When putting together strategies and making adjustments (and the occasional complete overhaul) of social media pages, processes, and content, there’s nothing better than to get a client truly “plugged in” to the social media world. There’s an excitement that surrounds it, particularly after a couple of weeks when the results start improving and the processes start moving like clockwork.
When I first explored Triberr over a year ago, I ran away quickly. It seemed to be an automated tool that took over my social media profiles and posted on my behalf in ways that I absolutely refuse to submit to, even on Twitter where a person’s feed is given a bit more leeway.
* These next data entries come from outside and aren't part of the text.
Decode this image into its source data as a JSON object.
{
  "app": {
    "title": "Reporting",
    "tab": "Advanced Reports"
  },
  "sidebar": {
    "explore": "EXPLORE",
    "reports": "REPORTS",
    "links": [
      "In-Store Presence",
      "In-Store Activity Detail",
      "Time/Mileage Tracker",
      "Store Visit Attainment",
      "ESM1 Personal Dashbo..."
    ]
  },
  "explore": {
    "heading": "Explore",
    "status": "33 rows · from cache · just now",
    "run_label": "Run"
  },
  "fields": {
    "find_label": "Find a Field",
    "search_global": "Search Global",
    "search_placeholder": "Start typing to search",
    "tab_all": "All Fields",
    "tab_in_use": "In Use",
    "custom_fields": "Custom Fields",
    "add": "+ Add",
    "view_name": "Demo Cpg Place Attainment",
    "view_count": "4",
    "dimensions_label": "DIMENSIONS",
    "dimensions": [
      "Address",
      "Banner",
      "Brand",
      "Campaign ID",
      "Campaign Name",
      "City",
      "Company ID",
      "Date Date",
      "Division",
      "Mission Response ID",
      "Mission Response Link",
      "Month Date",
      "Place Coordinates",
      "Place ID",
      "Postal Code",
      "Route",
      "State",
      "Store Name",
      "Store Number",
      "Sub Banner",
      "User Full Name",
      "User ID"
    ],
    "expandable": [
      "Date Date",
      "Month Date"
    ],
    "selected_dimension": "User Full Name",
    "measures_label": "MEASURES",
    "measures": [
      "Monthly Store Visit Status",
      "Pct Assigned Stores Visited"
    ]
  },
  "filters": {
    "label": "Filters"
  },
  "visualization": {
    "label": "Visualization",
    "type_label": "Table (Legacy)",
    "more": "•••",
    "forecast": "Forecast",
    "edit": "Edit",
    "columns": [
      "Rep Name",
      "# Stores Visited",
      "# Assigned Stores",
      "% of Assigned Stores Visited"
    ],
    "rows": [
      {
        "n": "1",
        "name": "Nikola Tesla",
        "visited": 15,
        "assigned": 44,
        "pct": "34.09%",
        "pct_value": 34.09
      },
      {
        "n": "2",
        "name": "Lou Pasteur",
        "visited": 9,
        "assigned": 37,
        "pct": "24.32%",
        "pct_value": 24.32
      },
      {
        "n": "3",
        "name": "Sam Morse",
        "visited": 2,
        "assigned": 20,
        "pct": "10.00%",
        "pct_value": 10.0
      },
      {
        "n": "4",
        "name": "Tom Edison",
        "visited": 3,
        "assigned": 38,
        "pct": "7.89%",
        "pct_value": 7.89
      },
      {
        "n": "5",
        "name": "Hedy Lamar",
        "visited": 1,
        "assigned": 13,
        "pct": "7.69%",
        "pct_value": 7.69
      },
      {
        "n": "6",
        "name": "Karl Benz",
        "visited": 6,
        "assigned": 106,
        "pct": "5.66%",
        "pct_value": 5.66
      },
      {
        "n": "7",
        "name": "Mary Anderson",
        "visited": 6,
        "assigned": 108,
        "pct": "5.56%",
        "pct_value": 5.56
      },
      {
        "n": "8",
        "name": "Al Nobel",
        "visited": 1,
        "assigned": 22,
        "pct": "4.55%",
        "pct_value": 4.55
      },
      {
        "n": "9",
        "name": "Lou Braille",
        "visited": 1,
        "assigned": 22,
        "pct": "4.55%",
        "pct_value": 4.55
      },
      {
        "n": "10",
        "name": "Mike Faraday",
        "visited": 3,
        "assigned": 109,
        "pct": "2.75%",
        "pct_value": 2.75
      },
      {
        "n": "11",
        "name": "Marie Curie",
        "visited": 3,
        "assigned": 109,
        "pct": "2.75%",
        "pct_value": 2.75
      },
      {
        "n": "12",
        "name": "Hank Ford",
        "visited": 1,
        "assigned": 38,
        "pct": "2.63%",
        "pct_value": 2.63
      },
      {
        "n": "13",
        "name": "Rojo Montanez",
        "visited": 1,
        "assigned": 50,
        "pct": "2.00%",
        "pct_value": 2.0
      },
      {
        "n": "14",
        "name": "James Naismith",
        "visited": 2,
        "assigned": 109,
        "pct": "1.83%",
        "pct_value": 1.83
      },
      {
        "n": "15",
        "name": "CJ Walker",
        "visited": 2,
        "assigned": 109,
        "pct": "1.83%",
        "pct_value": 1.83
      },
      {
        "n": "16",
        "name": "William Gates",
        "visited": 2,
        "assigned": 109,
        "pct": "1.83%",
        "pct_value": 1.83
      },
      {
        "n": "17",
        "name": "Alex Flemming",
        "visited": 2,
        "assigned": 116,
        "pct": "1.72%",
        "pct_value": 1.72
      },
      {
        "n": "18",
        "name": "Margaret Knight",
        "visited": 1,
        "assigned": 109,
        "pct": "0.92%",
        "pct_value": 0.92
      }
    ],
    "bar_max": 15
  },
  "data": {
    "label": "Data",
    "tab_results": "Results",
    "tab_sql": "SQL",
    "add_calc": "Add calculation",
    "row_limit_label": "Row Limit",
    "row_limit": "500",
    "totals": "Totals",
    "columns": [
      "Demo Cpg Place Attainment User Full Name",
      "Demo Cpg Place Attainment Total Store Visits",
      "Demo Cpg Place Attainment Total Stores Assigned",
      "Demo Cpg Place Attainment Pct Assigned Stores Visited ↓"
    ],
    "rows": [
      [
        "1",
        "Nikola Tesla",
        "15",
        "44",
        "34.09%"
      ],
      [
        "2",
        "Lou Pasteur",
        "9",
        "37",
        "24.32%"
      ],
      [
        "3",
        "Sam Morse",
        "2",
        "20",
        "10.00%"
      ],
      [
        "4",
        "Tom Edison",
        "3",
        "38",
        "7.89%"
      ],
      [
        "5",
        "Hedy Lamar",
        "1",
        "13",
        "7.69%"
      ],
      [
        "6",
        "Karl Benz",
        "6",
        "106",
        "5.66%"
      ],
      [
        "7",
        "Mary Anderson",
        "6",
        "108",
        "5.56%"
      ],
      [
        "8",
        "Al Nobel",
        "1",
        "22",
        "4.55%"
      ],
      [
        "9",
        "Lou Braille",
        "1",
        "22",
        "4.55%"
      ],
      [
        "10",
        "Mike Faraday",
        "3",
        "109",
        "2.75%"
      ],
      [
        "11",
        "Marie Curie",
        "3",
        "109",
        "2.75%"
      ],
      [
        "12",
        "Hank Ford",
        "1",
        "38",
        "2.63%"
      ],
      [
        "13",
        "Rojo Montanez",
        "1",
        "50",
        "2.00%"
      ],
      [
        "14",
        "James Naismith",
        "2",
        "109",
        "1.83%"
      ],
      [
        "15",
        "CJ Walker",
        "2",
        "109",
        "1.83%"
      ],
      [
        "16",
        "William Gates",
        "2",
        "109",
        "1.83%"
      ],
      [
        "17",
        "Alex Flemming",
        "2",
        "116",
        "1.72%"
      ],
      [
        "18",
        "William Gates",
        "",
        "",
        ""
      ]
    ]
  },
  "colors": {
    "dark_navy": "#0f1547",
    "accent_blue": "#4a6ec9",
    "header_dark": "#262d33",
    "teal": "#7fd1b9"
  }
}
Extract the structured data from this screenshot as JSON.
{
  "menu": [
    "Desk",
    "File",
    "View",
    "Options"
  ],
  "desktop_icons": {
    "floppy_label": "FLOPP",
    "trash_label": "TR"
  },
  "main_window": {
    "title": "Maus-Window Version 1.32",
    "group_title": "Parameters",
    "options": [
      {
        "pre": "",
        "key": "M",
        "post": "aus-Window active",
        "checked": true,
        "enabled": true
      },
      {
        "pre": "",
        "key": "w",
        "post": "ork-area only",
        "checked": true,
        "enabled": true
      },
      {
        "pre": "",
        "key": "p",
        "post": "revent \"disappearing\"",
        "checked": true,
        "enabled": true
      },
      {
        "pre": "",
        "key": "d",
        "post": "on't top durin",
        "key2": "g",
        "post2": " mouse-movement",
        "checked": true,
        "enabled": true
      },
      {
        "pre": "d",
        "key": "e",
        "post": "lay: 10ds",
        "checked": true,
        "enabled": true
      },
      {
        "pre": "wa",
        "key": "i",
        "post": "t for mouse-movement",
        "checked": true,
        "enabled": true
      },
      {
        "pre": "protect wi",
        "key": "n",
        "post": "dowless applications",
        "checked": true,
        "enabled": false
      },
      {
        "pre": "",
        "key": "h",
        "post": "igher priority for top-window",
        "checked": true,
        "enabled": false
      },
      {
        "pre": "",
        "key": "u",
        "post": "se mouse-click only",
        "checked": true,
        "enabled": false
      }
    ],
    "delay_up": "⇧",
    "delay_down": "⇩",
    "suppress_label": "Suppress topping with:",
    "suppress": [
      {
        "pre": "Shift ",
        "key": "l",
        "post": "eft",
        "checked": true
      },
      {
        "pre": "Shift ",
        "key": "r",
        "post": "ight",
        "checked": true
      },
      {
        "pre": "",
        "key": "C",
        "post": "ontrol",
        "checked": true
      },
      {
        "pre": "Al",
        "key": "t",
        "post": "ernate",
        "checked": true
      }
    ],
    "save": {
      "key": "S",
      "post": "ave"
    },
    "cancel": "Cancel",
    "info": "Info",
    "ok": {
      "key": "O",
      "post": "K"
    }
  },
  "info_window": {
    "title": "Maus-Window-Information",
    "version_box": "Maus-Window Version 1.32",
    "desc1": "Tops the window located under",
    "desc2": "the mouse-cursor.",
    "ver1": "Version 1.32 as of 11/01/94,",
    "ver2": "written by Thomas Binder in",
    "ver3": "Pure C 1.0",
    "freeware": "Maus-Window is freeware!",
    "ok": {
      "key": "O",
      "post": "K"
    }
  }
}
People would post something and by being in that tribe, I agreed to share their content. This didn’t sit well for me, so I abandoned it.